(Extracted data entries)
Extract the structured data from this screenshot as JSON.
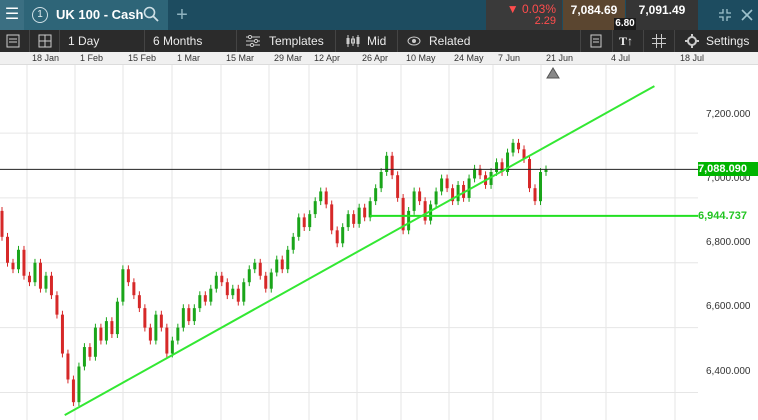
{
  "topbar": {
    "menu_icon": "hamburger-icon",
    "tab": {
      "number": "1",
      "instrument": "UK 100 - Cash",
      "search_icon": "search-icon"
    },
    "add_tab_icon": "plus-icon",
    "change": {
      "percent": "0.03%",
      "points": "2.29",
      "direction_icon": "triangle-down-icon",
      "color": "#ff4d4d"
    },
    "sell_price": "7,084.69",
    "spread": "6.80",
    "buy_price": "7,091.49"
  },
  "toolbar": {
    "interval": "1 Day",
    "range": "6 Months",
    "templates_label": "Templates",
    "price_type_label": "Mid",
    "related_label": "Related",
    "settings_label": "Settings",
    "icons": [
      "list-icon",
      "layout-icon",
      "templates-icon",
      "candlestick-icon",
      "related-icon",
      "document-icon",
      "text-icon",
      "grid-icon",
      "gear-icon"
    ]
  },
  "date_axis": [
    "18 Jan",
    "1 Feb",
    "15 Feb",
    "1 Mar",
    "15 Mar",
    "29 Mar",
    "12 Apr",
    "26 Apr",
    "10 May",
    "24 May",
    "7 Jun",
    "21 Jun",
    "4 Jul",
    "18 Jul"
  ],
  "price_axis": [
    "7,200.000",
    "7,000.000",
    "6,800.000",
    "6,600.000",
    "6,400.000"
  ],
  "current_price": {
    "label": "7,088.090",
    "value": 7088.09,
    "color": "#00b400"
  },
  "horizontal_line": {
    "label": "6,944.737",
    "value": 6944.737,
    "color": "#22e022"
  },
  "chart_data": {
    "type": "candlestick",
    "ylim": [
      6315,
      7410
    ],
    "trendline": {
      "from": {
        "date": "2021-01-29",
        "price": 6330
      },
      "to": {
        "date": "2021-07-20",
        "price": 7345
      }
    },
    "candles": [
      {
        "o": 6960,
        "c": 6880
      },
      {
        "o": 6880,
        "c": 6800
      },
      {
        "o": 6800,
        "c": 6780
      },
      {
        "o": 6780,
        "c": 6840
      },
      {
        "o": 6840,
        "c": 6760
      },
      {
        "o": 6760,
        "c": 6740
      },
      {
        "o": 6740,
        "c": 6800
      },
      {
        "o": 6800,
        "c": 6720
      },
      {
        "o": 6720,
        "c": 6760
      },
      {
        "o": 6760,
        "c": 6700
      },
      {
        "o": 6700,
        "c": 6640
      },
      {
        "o": 6640,
        "c": 6520
      },
      {
        "o": 6520,
        "c": 6440
      },
      {
        "o": 6440,
        "c": 6370
      },
      {
        "o": 6370,
        "c": 6480
      },
      {
        "o": 6480,
        "c": 6540
      },
      {
        "o": 6540,
        "c": 6510
      },
      {
        "o": 6510,
        "c": 6600
      },
      {
        "o": 6600,
        "c": 6560
      },
      {
        "o": 6560,
        "c": 6620
      },
      {
        "o": 6620,
        "c": 6580
      },
      {
        "o": 6580,
        "c": 6680
      },
      {
        "o": 6680,
        "c": 6780
      },
      {
        "o": 6780,
        "c": 6740
      },
      {
        "o": 6740,
        "c": 6700
      },
      {
        "o": 6700,
        "c": 6660
      },
      {
        "o": 6660,
        "c": 6600
      },
      {
        "o": 6600,
        "c": 6560
      },
      {
        "o": 6560,
        "c": 6640
      },
      {
        "o": 6640,
        "c": 6600
      },
      {
        "o": 6600,
        "c": 6520
      },
      {
        "o": 6520,
        "c": 6560
      },
      {
        "o": 6560,
        "c": 6600
      },
      {
        "o": 6600,
        "c": 6660
      },
      {
        "o": 6660,
        "c": 6620
      },
      {
        "o": 6620,
        "c": 6660
      },
      {
        "o": 6660,
        "c": 6700
      },
      {
        "o": 6700,
        "c": 6680
      },
      {
        "o": 6680,
        "c": 6720
      },
      {
        "o": 6720,
        "c": 6760
      },
      {
        "o": 6760,
        "c": 6740
      },
      {
        "o": 6740,
        "c": 6700
      },
      {
        "o": 6700,
        "c": 6720
      },
      {
        "o": 6720,
        "c": 6680
      },
      {
        "o": 6680,
        "c": 6740
      },
      {
        "o": 6740,
        "c": 6780
      },
      {
        "o": 6780,
        "c": 6800
      },
      {
        "o": 6800,
        "c": 6760
      },
      {
        "o": 6760,
        "c": 6720
      },
      {
        "o": 6720,
        "c": 6770
      },
      {
        "o": 6770,
        "c": 6810
      },
      {
        "o": 6810,
        "c": 6780
      },
      {
        "o": 6780,
        "c": 6840
      },
      {
        "o": 6840,
        "c": 6880
      },
      {
        "o": 6880,
        "c": 6940
      },
      {
        "o": 6940,
        "c": 6910
      },
      {
        "o": 6910,
        "c": 6950
      },
      {
        "o": 6950,
        "c": 6990
      },
      {
        "o": 6990,
        "c": 7020
      },
      {
        "o": 7020,
        "c": 6980
      },
      {
        "o": 6980,
        "c": 6900
      },
      {
        "o": 6900,
        "c": 6860
      },
      {
        "o": 6860,
        "c": 6910
      },
      {
        "o": 6910,
        "c": 6950
      },
      {
        "o": 6950,
        "c": 6920
      },
      {
        "o": 6920,
        "c": 6970
      },
      {
        "o": 6970,
        "c": 6940
      },
      {
        "o": 6940,
        "c": 6990
      },
      {
        "o": 6990,
        "c": 7030
      },
      {
        "o": 7030,
        "c": 7080
      },
      {
        "o": 7080,
        "c": 7130
      },
      {
        "o": 7130,
        "c": 7070
      },
      {
        "o": 7070,
        "c": 7000
      },
      {
        "o": 7000,
        "c": 6900
      },
      {
        "o": 6900,
        "c": 6960
      },
      {
        "o": 6960,
        "c": 7020
      },
      {
        "o": 7020,
        "c": 6990
      },
      {
        "o": 6990,
        "c": 6930
      },
      {
        "o": 6930,
        "c": 6980
      },
      {
        "o": 6980,
        "c": 7020
      },
      {
        "o": 7020,
        "c": 7060
      },
      {
        "o": 7060,
        "c": 7030
      },
      {
        "o": 7030,
        "c": 6990
      },
      {
        "o": 6990,
        "c": 7040
      },
      {
        "o": 7040,
        "c": 7000
      },
      {
        "o": 7000,
        "c": 7060
      },
      {
        "o": 7060,
        "c": 7090
      },
      {
        "o": 7090,
        "c": 7070
      },
      {
        "o": 7070,
        "c": 7040
      },
      {
        "o": 7040,
        "c": 7080
      },
      {
        "o": 7080,
        "c": 7110
      },
      {
        "o": 7110,
        "c": 7080
      },
      {
        "o": 7080,
        "c": 7140
      },
      {
        "o": 7140,
        "c": 7170
      },
      {
        "o": 7170,
        "c": 7150
      },
      {
        "o": 7150,
        "c": 7120
      },
      {
        "o": 7120,
        "c": 7030
      },
      {
        "o": 7030,
        "c": 6990
      },
      {
        "o": 6990,
        "c": 7080
      },
      {
        "o": 7080,
        "c": 7088
      }
    ]
  }
}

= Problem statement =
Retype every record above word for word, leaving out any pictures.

= Exercise answer =
Extract the structured data from this screenshot as JSON.
{
  "topbar": {
    "menu_icon": "hamburger-icon",
    "tab": {
      "number": "1",
      "instrument": "UK 100 - Cash",
      "search_icon": "search-icon"
    },
    "add_tab_icon": "plus-icon",
    "change": {
      "percent": "0.03%",
      "points": "2.29",
      "direction_icon": "triangle-down-icon",
      "color": "#ff4d4d"
    },
    "sell_price": "7,084.69",
    "spread": "6.80",
    "buy_price": "7,091.49"
  },
  "toolbar": {
    "interval": "1 Day",
    "range": "6 Months",
    "templates_label": "Templates",
    "price_type_label": "Mid",
    "related_label": "Related",
    "settings_label": "Settings",
    "icons": [
      "list-icon",
      "layout-icon",
      "templates-icon",
      "candlestick-icon",
      "related-icon",
      "document-icon",
      "text-icon",
      "grid-icon",
      "gear-icon"
    ]
  },
  "date_axis": [
    "18 Jan",
    "1 Feb",
    "15 Feb",
    "1 Mar",
    "15 Mar",
    "29 Mar",
    "12 Apr",
    "26 Apr",
    "10 May",
    "24 May",
    "7 Jun",
    "21 Jun",
    "4 Jul",
    "18 Jul"
  ],
  "price_axis": [
    "7,200.000",
    "7,000.000",
    "6,800.000",
    "6,600.000",
    "6,400.000"
  ],
  "current_price": {
    "label": "7,088.090",
    "value": 7088.09,
    "color": "#00b400"
  },
  "horizontal_line": {
    "label": "6,944.737",
    "value": 6944.737,
    "color": "#22e022"
  },
  "chart_data": {
    "type": "candlestick",
    "ylim": [
      6315,
      7410
    ],
    "trendline": {
      "from": {
        "date": "2021-01-29",
        "price": 6330
      },
      "to": {
        "date": "2021-07-20",
        "price": 7345
      }
    },
    "candles": [
      {
        "o": 6960,
        "c": 6880
      },
      {
        "o": 6880,
        "c": 6800
      },
      {
        "o": 6800,
        "c": 6780
      },
      {
        "o": 6780,
        "c": 6840
      },
      {
        "o": 6840,
        "c": 6760
      },
      {
        "o": 6760,
        "c": 6740
      },
      {
        "o": 6740,
        "c": 6800
      },
      {
        "o": 6800,
        "c": 6720
      },
      {
        "o": 6720,
        "c": 6760
      },
      {
        "o": 6760,
        "c": 6700
      },
      {
        "o": 6700,
        "c": 6640
      },
      {
        "o": 6640,
        "c": 6520
      },
      {
        "o": 6520,
        "c": 6440
      },
      {
        "o": 6440,
        "c": 6370
      },
      {
        "o": 6370,
        "c": 6480
      },
      {
        "o": 6480,
        "c": 6540
      },
      {
        "o": 6540,
        "c": 6510
      },
      {
        "o": 6510,
        "c": 6600
      },
      {
        "o": 6600,
        "c": 6560
      },
      {
        "o": 6560,
        "c": 6620
      },
      {
        "o": 6620,
        "c": 6580
      },
      {
        "o": 6580,
        "c": 6680
      },
      {
        "o": 6680,
        "c": 6780
      },
      {
        "o": 6780,
        "c": 6740
      },
      {
        "o": 6740,
        "c": 6700
      },
      {
        "o": 6700,
        "c": 6660
      },
      {
        "o": 6660,
        "c": 6600
      },
      {
        "o": 6600,
        "c": 6560
      },
      {
        "o": 6560,
        "c": 6640
      },
      {
        "o": 6640,
        "c": 6600
      },
      {
        "o": 6600,
        "c": 6520
      },
      {
        "o": 6520,
        "c": 6560
      },
      {
        "o": 6560,
        "c": 6600
      },
      {
        "o": 6600,
        "c": 6660
      },
      {
        "o": 6660,
        "c": 6620
      },
      {
        "o": 6620,
        "c": 6660
      },
      {
        "o": 6660,
        "c": 6700
      },
      {
        "o": 6700,
        "c": 6680
      },
      {
        "o": 6680,
        "c": 6720
      },
      {
        "o": 6720,
        "c": 6760
      },
      {
        "o": 6760,
        "c": 6740
      },
      {
        "o": 6740,
        "c": 6700
      },
      {
        "o": 6700,
        "c": 6720
      },
      {
        "o": 6720,
        "c": 6680
      },
      {
        "o": 6680,
        "c": 6740
      },
      {
        "o": 6740,
        "c": 6780
      },
      {
        "o": 6780,
        "c": 6800
      },
      {
        "o": 6800,
        "c": 6760
      },
      {
        "o": 6760,
        "c": 6720
      },
      {
        "o": 6720,
        "c": 6770
      },
      {
        "o": 6770,
        "c": 6810
      },
      {
        "o": 6810,
        "c": 6780
      },
      {
        "o": 6780,
        "c": 6840
      },
      {
        "o": 6840,
        "c": 6880
      },
      {
        "o": 6880,
        "c": 6940
      },
      {
        "o": 6940,
        "c": 6910
      },
      {
        "o": 6910,
        "c": 6950
      },
      {
        "o": 6950,
        "c": 6990
      },
      {
        "o": 6990,
        "c": 7020
      },
      {
        "o": 7020,
        "c": 6980
      },
      {
        "o": 6980,
        "c": 6900
      },
      {
        "o": 6900,
        "c": 6860
      },
      {
        "o": 6860,
        "c": 6910
      },
      {
        "o": 6910,
        "c": 6950
      },
      {
        "o": 6950,
        "c": 6920
      },
      {
        "o": 6920,
        "c": 6970
      },
      {
        "o": 6970,
        "c": 6940
      },
      {
        "o": 6940,
        "c": 6990
      },
      {
        "o": 6990,
        "c": 7030
      },
      {
        "o": 7030,
        "c": 7080
      },
      {
        "o": 7080,
        "c": 7130
      },
      {
        "o": 7130,
        "c": 7070
      },
      {
        "o": 7070,
        "c": 7000
      },
      {
        "o": 7000,
        "c": 6900
      },
      {
        "o": 6900,
        "c": 6960
      },
      {
        "o": 6960,
        "c": 7020
      },
      {
        "o": 7020,
        "c": 6990
      },
      {
        "o": 6990,
        "c": 6930
      },
      {
        "o": 6930,
        "c": 6980
      },
      {
        "o": 6980,
        "c": 7020
      },
      {
        "o": 7020,
        "c": 7060
      },
      {
        "o": 7060,
        "c": 7030
      },
      {
        "o": 7030,
        "c": 6990
      },
      {
        "o": 6990,
        "c": 7040
      },
      {
        "o": 7040,
        "c": 7000
      },
      {
        "o": 7000,
        "c": 7060
      },
      {
        "o": 7060,
        "c": 7090
      },
      {
        "o": 7090,
        "c": 7070
      },
      {
        "o": 7070,
        "c": 7040
      },
      {
        "o": 7040,
        "c": 7080
      },
      {
        "o": 7080,
        "c": 7110
      },
      {
        "o": 7110,
        "c": 7080
      },
      {
        "o": 7080,
        "c": 7140
      },
      {
        "o": 7140,
        "c": 7170
      },
      {
        "o": 7170,
        "c": 7150
      },
      {
        "o": 7150,
        "c": 7120
      },
      {
        "o": 7120,
        "c": 7030
      },
      {
        "o": 7030,
        "c": 6990
      },
      {
        "o": 6990,
        "c": 7080
      },
      {
        "o": 7080,
        "c": 7088
      }
    ]
  }
}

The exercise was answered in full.